(WORK TO BE COMPLETED):
The entries below are to be duplicated exactly, with nothing left out.

╭─ TASK INPUT

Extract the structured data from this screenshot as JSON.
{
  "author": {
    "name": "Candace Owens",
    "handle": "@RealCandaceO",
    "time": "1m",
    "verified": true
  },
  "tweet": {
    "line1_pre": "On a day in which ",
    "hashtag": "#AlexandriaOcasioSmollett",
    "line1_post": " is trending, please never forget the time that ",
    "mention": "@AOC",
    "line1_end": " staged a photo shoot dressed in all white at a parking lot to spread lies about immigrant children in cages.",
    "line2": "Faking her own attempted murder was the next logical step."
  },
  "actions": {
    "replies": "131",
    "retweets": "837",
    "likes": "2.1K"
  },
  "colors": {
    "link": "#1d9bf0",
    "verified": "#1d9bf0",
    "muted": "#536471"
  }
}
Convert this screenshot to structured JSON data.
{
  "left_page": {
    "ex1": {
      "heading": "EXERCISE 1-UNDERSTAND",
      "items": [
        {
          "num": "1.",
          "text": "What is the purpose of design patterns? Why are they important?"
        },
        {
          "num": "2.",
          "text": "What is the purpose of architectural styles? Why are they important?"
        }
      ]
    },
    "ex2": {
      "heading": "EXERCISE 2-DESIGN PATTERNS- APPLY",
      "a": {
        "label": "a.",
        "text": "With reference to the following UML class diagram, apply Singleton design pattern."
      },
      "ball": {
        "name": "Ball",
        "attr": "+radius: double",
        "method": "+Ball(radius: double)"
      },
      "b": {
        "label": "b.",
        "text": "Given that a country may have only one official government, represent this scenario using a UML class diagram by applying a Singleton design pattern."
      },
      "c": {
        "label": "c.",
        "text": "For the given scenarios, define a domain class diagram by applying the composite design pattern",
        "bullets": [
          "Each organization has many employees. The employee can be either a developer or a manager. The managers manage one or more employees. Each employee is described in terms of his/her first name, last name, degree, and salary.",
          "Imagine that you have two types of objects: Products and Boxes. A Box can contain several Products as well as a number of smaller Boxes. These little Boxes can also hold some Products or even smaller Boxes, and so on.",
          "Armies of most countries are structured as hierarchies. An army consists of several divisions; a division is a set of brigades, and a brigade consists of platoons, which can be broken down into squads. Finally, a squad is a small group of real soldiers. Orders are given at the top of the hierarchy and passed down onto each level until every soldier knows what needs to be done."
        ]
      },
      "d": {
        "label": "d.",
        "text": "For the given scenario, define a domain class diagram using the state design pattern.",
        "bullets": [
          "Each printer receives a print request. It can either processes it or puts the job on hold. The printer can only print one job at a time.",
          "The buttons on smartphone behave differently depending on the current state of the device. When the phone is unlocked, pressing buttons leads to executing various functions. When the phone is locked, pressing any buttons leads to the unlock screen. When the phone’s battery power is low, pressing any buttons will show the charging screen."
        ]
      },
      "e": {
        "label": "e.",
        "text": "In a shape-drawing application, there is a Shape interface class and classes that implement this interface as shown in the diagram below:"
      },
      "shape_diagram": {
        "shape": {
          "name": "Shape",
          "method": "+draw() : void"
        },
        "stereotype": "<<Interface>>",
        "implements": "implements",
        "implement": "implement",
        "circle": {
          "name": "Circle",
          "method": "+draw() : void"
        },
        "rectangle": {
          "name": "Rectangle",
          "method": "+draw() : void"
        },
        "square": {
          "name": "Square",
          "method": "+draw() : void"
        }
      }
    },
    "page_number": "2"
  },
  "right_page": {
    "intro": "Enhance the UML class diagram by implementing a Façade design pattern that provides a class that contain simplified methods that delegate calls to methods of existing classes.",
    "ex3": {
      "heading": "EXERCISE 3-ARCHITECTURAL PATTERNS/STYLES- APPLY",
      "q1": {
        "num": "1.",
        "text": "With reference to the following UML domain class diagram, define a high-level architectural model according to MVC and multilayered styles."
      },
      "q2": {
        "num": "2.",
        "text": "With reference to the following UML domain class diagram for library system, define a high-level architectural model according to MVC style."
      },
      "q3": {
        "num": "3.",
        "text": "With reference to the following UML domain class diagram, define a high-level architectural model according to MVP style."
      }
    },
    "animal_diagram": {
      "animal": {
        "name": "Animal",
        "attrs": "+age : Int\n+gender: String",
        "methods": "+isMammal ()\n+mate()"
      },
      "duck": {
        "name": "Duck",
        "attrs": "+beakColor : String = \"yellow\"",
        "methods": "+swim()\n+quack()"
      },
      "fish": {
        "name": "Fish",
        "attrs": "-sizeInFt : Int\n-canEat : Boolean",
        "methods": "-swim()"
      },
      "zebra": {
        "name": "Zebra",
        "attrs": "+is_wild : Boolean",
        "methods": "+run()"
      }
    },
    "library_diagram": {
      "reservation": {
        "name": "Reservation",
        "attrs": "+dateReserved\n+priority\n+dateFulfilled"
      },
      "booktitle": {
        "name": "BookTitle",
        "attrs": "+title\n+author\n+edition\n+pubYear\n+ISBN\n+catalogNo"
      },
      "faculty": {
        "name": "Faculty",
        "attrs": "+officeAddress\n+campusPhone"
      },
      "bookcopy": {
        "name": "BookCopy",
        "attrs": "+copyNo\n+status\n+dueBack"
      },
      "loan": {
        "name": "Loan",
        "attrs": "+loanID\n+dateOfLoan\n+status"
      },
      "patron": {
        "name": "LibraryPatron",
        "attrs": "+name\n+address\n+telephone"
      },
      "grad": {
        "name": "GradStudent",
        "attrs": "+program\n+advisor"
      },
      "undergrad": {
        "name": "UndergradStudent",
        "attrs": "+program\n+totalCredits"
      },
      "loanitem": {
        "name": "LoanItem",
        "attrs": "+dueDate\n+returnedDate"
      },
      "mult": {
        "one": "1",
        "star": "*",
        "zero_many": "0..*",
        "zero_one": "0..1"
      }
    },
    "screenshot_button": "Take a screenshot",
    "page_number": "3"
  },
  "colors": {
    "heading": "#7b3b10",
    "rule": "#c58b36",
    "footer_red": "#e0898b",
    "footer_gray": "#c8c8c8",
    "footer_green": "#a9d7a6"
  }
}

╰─

(RESULT FOR THIS EXERCISE):
Extract the structured data from this screenshot as JSON.
{
  "author": {
    "name": "Candace Owens",
    "handle": "@RealCandaceO",
    "time": "1m",
    "verified": true
  },
  "tweet": {
    "line1_pre": "On a day in which ",
    "hashtag": "#AlexandriaOcasioSmollett",
    "line1_post": " is trending, please never forget the time that ",
    "mention": "@AOC",
    "line1_end": " staged a photo shoot dressed in all white at a parking lot to spread lies about immigrant children in cages.",
    "line2": "Faking her own attempted murder was the next logical step."
  },
  "actions": {
    "replies": "131",
    "retweets": "837",
    "likes": "2.1K"
  },
  "colors": {
    "link": "#1d9bf0",
    "verified": "#1d9bf0",
    "muted": "#536471"
  }
}
Convert this screenshot to structured JSON data.
{
  "left_page": {
    "ex1": {
      "heading": "EXERCISE 1-UNDERSTAND",
      "items": [
        {
          "num": "1.",
          "text": "What is the purpose of design patterns? Why are they important?"
        },
        {
          "num": "2.",
          "text": "What is the purpose of architectural styles? Why are they important?"
        }
      ]
    },
    "ex2": {
      "heading": "EXERCISE 2-DESIGN PATTERNS- APPLY",
      "a": {
        "label": "a.",
        "text": "With reference to the following UML class diagram, apply Singleton design pattern."
      },
      "ball": {
        "name": "Ball",
        "attr": "+radius: double",
        "method": "+Ball(radius: double)"
      },
      "b": {
        "label": "b.",
        "text": "Given that a country may have only one official government, represent this scenario using a UML class diagram by applying a Singleton design pattern."
      },
      "c": {
        "label": "c.",
        "text": "For the given scenarios, define a domain class diagram by applying the composite design pattern",
        "bullets": [
          "Each organization has many employees. The employee can be either a developer or a manager. The managers manage one or more employees. Each employee is described in terms of his/her first name, last name, degree, and salary.",
          "Imagine that you have two types of objects: Products and Boxes. A Box can contain several Products as well as a number of smaller Boxes. These little Boxes can also hold some Products or even smaller Boxes, and so on.",
          "Armies of most countries are structured as hierarchies. An army consists of several divisions; a division is a set of brigades, and a brigade consists of platoons, which can be broken down into squads. Finally, a squad is a small group of real soldiers. Orders are given at the top of the hierarchy and passed down onto each level until every soldier knows what needs to be done."
        ]
      },
      "d": {
        "label": "d.",
        "text": "For the given scenario, define a domain class diagram using the state design pattern.",
        "bullets": [
          "Each printer receives a print request. It can either processes it or puts the job on hold. The printer can only print one job at a time.",
          "The buttons on smartphone behave differently depending on the current state of the device. When the phone is unlocked, pressing buttons leads to executing various functions. When the phone is locked, pressing any buttons leads to the unlock screen. When the phone’s battery power is low, pressing any buttons will show the charging screen."
        ]
      },
      "e": {
        "label": "e.",
        "text": "In a shape-drawing application, there is a Shape interface class and classes that implement this interface as shown in the diagram below:"
      },
      "shape_diagram": {
        "shape": {
          "name": "Shape",
          "method": "+draw() : void"
        },
        "stereotype": "<<Interface>>",
        "implements": "implements",
        "implement": "implement",
        "circle": {
          "name": "Circle",
          "method": "+draw() : void"
        },
        "rectangle": {
          "name": "Rectangle",
          "method": "+draw() : void"
        },
        "square": {
          "name": "Square",
          "method": "+draw() : void"
        }
      }
    },
    "page_number": "2"
  },
  "right_page": {
    "intro": "Enhance the UML class diagram by implementing a Façade design pattern that provides a class that contain simplified methods that delegate calls to methods of existing classes.",
    "ex3": {
      "heading": "EXERCISE 3-ARCHITECTURAL PATTERNS/STYLES- APPLY",
      "q1": {
        "num": "1.",
        "text": "With reference to the following UML domain class diagram, define a high-level architectural model according to MVC and multilayered styles."
      },
      "q2": {
        "num": "2.",
        "text": "With reference to the following UML domain class diagram for library system, define a high-level architectural model according to MVC style."
      },
      "q3": {
        "num": "3.",
        "text": "With reference to the following UML domain class diagram, define a high-level architectural model according to MVP style."
      }
    },
    "animal_diagram": {
      "animal": {
        "name": "Animal",
        "attrs": "+age : Int\n+gender: String",
        "methods": "+isMammal ()\n+mate()"
      },
      "duck": {
        "name": "Duck",
        "attrs": "+beakColor : String = \"yellow\"",
        "methods": "+swim()\n+quack()"
      },
      "fish": {
        "name": "Fish",
        "attrs": "-sizeInFt : Int\n-canEat : Boolean",
        "methods": "-swim()"
      },
      "zebra": {
        "name": "Zebra",
        "attrs": "+is_wild : Boolean",
        "methods": "+run()"
      }
    },
    "library_diagram": {
      "reservation": {
        "name": "Reservation",
        "attrs": "+dateReserved\n+priority\n+dateFulfilled"
      },
      "booktitle": {
        "name": "BookTitle",
        "attrs": "+title\n+author\n+edition\n+pubYear\n+ISBN\n+catalogNo"
      },
      "faculty": {
        "name": "Faculty",
        "attrs": "+officeAddress\n+campusPhone"
      },
      "bookcopy": {
        "name": "BookCopy",
        "attrs": "+copyNo\n+status\n+dueBack"
      },
      "loan": {
        "name": "Loan",
        "attrs": "+loanID\n+dateOfLoan\n+status"
      },
      "patron": {
        "name": "LibraryPatron",
        "attrs": "+name\n+address\n+telephone"
      },
      "grad": {
        "name": "GradStudent",
        "attrs": "+program\n+advisor"
      },
      "undergrad": {
        "name": "UndergradStudent",
        "attrs": "+program\n+totalCredits"
      },
      "loanitem": {
        "name": "LoanItem",
        "attrs": "+dueDate\n+returnedDate"
      },
      "mult": {
        "one": "1",
        "star": "*",
        "zero_many": "0..*",
        "zero_one": "0..1"
      }
    },
    "screenshot_button": "Take a screenshot",
    "page_number": "3"
  },
  "colors": {
    "heading": "#7b3b10",
    "rule": "#c58b36",
    "footer_red": "#e0898b",
    "footer_gray": "#c8c8c8",
    "footer_green": "#a9d7a6"
  }
}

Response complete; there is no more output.